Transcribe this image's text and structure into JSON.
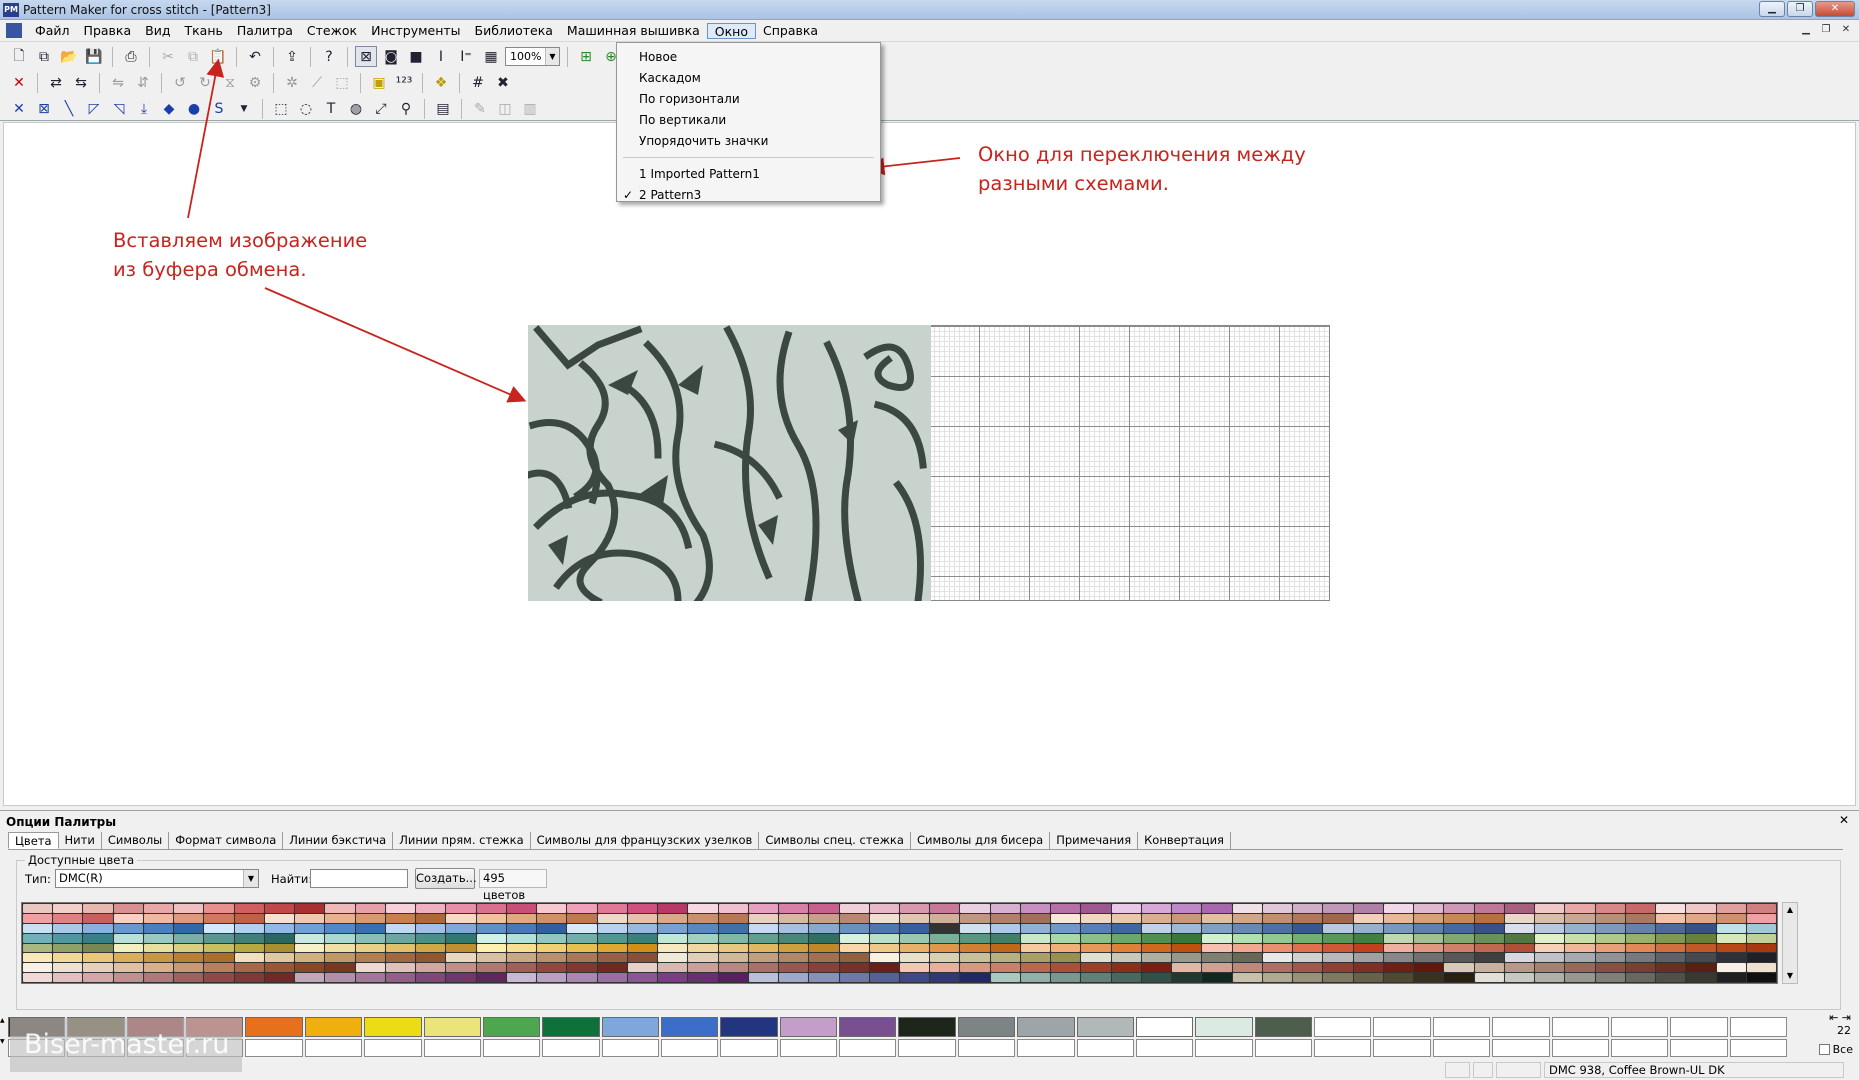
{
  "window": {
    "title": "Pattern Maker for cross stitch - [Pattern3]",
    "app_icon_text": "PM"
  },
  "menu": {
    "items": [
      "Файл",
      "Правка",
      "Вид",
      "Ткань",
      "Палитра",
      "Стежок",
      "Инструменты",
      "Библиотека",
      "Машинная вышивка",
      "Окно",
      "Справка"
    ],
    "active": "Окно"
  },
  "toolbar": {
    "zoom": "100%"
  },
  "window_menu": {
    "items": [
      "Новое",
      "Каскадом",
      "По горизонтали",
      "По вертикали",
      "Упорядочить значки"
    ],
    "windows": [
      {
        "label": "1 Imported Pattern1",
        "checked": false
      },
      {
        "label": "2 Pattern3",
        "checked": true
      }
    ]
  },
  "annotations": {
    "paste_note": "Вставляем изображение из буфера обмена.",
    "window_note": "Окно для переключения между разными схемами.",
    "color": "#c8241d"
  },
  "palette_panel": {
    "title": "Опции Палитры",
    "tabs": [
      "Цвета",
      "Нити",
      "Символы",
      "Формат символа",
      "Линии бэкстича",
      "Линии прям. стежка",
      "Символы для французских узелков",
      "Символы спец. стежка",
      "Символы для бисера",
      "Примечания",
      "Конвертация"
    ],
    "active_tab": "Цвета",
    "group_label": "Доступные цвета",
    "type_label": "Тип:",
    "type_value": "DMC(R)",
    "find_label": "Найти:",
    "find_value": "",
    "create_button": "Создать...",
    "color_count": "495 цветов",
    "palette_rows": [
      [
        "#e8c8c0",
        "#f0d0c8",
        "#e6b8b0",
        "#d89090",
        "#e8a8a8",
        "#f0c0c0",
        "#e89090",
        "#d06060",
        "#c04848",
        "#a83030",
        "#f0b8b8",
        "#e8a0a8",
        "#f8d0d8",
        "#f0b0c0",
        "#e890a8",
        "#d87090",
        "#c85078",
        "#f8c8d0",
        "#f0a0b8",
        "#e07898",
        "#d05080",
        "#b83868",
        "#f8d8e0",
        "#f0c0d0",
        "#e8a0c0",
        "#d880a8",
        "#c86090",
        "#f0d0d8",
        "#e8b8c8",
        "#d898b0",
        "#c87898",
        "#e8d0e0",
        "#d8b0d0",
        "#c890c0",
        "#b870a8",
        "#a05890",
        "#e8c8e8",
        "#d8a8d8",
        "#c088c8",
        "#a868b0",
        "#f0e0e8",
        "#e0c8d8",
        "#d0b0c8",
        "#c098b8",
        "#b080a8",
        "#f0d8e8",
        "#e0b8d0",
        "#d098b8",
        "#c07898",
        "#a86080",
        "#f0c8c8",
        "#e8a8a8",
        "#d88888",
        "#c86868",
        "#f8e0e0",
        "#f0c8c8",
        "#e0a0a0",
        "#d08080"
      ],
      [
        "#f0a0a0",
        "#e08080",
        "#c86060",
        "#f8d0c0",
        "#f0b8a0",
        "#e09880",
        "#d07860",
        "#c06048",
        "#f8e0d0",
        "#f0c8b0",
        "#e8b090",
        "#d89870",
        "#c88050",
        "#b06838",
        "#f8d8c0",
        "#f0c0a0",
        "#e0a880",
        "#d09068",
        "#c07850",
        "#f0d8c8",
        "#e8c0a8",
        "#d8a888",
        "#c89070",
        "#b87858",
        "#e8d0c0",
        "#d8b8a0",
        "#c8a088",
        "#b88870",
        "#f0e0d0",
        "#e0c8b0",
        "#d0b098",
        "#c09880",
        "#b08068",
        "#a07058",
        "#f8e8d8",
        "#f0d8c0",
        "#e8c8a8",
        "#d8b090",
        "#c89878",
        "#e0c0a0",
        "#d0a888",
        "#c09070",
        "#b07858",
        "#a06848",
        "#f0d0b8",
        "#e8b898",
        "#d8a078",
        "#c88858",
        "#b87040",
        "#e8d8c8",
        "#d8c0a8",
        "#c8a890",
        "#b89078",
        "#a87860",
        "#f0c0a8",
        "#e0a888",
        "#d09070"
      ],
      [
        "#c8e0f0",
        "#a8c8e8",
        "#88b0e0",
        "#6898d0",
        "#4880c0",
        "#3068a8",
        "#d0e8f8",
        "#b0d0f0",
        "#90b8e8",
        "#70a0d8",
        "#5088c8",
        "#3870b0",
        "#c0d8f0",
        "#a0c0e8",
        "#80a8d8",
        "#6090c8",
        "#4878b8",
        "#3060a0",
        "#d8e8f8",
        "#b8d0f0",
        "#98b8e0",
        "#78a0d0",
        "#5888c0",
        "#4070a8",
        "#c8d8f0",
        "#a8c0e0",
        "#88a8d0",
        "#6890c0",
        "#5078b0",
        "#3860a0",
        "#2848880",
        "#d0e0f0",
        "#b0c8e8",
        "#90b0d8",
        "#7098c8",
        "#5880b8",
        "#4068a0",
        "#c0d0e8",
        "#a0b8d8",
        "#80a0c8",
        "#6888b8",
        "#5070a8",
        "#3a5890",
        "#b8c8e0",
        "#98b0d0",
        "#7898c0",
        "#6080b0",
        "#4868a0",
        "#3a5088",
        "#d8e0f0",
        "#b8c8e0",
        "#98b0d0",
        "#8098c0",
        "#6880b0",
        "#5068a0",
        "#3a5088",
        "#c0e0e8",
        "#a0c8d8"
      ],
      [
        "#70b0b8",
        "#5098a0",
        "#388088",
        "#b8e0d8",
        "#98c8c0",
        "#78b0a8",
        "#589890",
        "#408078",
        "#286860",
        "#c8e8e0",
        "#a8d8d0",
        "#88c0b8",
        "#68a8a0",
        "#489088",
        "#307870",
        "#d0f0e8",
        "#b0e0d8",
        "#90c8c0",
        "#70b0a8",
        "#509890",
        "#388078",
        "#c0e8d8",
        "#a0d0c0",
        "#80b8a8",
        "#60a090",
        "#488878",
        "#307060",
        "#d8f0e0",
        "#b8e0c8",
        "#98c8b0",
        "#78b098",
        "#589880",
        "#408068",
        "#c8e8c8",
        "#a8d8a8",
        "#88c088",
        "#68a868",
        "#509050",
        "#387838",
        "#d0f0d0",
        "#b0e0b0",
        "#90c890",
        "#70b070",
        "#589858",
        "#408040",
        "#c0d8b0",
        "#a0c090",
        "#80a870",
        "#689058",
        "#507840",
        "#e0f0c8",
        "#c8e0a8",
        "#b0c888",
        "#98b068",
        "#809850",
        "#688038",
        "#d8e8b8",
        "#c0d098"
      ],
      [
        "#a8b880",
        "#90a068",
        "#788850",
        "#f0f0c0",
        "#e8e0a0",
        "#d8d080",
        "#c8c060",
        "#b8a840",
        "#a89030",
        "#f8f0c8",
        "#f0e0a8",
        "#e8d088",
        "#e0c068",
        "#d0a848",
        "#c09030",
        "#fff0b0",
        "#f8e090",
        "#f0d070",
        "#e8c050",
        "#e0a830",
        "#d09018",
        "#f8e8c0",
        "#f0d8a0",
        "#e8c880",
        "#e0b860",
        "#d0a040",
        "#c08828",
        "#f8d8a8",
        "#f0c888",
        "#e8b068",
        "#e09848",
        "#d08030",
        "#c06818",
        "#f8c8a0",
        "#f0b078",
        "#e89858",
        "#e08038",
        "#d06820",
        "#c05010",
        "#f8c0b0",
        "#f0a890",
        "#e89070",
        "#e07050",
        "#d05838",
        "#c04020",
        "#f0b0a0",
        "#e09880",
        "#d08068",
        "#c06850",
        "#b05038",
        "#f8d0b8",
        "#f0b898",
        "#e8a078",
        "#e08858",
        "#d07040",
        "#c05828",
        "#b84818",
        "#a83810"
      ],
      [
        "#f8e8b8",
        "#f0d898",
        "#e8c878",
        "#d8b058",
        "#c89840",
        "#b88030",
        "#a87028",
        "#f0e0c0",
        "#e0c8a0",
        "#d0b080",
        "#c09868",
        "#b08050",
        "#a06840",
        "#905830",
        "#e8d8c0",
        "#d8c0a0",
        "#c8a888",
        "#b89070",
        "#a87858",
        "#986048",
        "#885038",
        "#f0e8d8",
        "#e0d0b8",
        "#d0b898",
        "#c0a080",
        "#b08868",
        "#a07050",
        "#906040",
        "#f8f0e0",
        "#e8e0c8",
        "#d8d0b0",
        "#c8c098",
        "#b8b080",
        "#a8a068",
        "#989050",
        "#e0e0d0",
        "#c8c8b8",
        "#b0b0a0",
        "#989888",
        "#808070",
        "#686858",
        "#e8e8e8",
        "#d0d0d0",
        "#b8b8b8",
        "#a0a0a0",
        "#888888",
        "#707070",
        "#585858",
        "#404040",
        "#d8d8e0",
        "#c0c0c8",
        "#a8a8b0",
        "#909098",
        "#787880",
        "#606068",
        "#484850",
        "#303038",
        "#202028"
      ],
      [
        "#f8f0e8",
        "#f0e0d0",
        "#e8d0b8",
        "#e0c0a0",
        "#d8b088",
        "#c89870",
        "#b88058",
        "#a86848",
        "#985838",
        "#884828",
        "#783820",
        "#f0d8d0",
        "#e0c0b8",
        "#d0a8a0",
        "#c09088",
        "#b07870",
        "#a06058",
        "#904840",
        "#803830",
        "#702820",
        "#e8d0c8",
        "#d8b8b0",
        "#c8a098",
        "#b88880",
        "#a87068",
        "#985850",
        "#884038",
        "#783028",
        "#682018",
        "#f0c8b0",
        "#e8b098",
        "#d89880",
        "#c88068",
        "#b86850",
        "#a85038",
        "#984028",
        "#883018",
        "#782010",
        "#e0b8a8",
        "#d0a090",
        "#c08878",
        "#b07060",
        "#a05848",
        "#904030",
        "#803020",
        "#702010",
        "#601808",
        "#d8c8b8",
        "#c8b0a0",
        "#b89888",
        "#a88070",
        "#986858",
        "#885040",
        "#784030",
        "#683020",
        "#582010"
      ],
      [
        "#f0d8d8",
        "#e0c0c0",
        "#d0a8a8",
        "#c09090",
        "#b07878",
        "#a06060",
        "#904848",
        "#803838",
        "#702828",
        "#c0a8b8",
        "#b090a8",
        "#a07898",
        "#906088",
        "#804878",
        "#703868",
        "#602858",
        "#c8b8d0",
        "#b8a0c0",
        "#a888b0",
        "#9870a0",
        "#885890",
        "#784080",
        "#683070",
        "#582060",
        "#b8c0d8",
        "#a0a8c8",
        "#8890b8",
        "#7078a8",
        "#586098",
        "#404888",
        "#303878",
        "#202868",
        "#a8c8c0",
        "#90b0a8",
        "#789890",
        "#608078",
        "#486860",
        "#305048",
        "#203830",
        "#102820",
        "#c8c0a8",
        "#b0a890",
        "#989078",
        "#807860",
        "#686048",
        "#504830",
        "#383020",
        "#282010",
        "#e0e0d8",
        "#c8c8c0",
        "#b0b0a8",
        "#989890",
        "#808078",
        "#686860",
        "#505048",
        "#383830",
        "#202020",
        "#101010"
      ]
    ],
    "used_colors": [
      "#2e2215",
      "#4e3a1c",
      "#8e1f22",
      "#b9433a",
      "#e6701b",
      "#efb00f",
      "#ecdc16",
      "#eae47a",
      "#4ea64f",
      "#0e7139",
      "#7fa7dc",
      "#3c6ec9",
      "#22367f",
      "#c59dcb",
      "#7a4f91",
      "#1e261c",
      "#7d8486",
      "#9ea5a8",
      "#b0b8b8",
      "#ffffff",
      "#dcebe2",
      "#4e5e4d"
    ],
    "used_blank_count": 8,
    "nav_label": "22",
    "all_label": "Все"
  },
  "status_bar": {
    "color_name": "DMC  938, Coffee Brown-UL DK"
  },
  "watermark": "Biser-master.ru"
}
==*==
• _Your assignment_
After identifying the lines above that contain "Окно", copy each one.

• _Exercise output_
      "Окно",
    "active": "Окно"
    "window_note": "Окно для переключения между разными схемами.",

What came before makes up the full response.